“My scent of Tet is the good, familiar and deep fragrance of flowers and plants in my garden and the smell of paper and glue,” says the artisan Than Van Huy with a smile about his choice of making paper flowers with the aim of keeping the scent of Tet for his village.

One early morning in the last moth of the lunar year, in a boat trip up to the source of the Perfume river, smelling the light fragrance of garden flowers, I realized the love of Queen Le Ngoc Han from Thang Long for her husband, Emperor Quang Trung. Their love and their stormy life turned out to be as soft as ever in the fragrance of flowers in Phu Xuan on the last days of the year.

“No sweet smell of flowers blows against the wind. But the fragrance of the virtuous blows against the wind pervading all directions.” That lines from the Dhammapada at Tu Dam Pagoda, an ancient pagoda in Hue, stay in my mind as soon as I read them for the first time. On the boat between Tien Non and Bao Vinh on the Kitchen God Day, I overheard the talk between a chrysanthemum seller and a Thanh Tien paper flower seller: “After selling all these flowers, I’ll buy an ao dai for my Mom on the occasion of her 90th birthday.” “I’m trying to sell these paper flowers to buy a jacket for my husband. He has worn his old jacket for years.” I feel the compassion in the modest laborers’ scent of Tet, the compassion that the monk at my village pagoda talks about on the first day of the new year.
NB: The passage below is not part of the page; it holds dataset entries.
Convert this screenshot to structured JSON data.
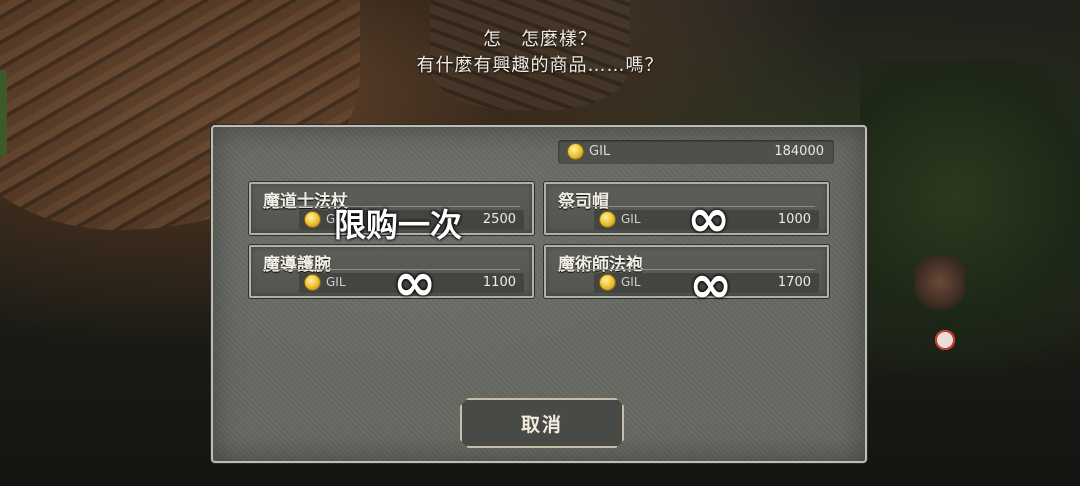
{
  "dialog": {
    "line1": "怎　怎麼樣？",
    "line2": "有什麼有興趣的商品……嗎？"
  },
  "wallet": {
    "currency_label": "GIL",
    "amount": "184000",
    "coin_icon": "gil-coin-icon"
  },
  "shop_items": [
    {
      "name": "魔道士法杖",
      "currency": "GIL",
      "price": "2500"
    },
    {
      "name": "祭司帽",
      "currency": "GIL",
      "price": "1000"
    },
    {
      "name": "魔導護腕",
      "currency": "GIL",
      "price": "1100"
    },
    {
      "name": "魔術師法袍",
      "currency": "GIL",
      "price": "1700"
    }
  ],
  "annotations": {
    "limit_once": "限购一次",
    "infinite": "∞"
  },
  "buttons": {
    "cancel": "取消"
  },
  "colors": {
    "panel": "#676963",
    "coin": "#f0c83a",
    "border": "#bdbdb6"
  }
}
But there must be something to mark the real beginning of Tet in Hue. Maybe it is the scent of incense and agarwood on the day of setting up cay neu (Tet pole) on the 23rd of lunar December. It is when cay neu is set up in front of the Palace of Supreme Harmony in the Imperial City, in the village or at pagodas. The aroma of incense and agarwood combined with the light fragrance of apricot blossom in morning dew at pagodas reminds people not to be greedy, not to care about fames and to live good lives. 

This typical scent of Tet in Hue is what one can feel only. 

Story: Dieu Ha

Photo: Linh Thanh